(Page and application data records)
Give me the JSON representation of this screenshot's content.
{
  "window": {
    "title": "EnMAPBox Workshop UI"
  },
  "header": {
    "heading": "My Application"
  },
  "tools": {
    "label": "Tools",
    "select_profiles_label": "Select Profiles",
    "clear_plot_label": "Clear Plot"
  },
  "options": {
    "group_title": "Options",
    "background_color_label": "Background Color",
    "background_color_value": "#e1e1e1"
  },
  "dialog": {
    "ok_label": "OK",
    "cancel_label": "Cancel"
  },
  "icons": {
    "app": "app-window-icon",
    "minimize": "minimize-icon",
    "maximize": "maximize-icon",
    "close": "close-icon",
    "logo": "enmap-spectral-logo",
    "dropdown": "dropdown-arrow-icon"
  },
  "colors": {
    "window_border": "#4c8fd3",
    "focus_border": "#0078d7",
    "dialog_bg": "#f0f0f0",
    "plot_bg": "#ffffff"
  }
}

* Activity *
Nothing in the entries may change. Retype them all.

* Answer to this exercise *
Give me the JSON representation of this screenshot's content.
{
  "window": {
    "title": "EnMAPBox Workshop UI"
  },
  "header": {
    "heading": "My Application"
  },
  "tools": {
    "label": "Tools",
    "select_profiles_label": "Select Profiles",
    "clear_plot_label": "Clear Plot"
  },
  "options": {
    "group_title": "Options",
    "background_color_label": "Background Color",
    "background_color_value": "#e1e1e1"
  },
  "dialog": {
    "ok_label": "OK",
    "cancel_label": "Cancel"
  },
  "icons": {
    "app": "app-window-icon",
    "minimize": "minimize-icon",
    "maximize": "maximize-icon",
    "close": "close-icon",
    "logo": "enmap-spectral-logo",
    "dropdown": "dropdown-arrow-icon"
  },
  "colors": {
    "window_border": "#4c8fd3",
    "focus_border": "#0078d7",
    "dialog_bg": "#f0f0f0",
    "plot_bg": "#ffffff"
  }
}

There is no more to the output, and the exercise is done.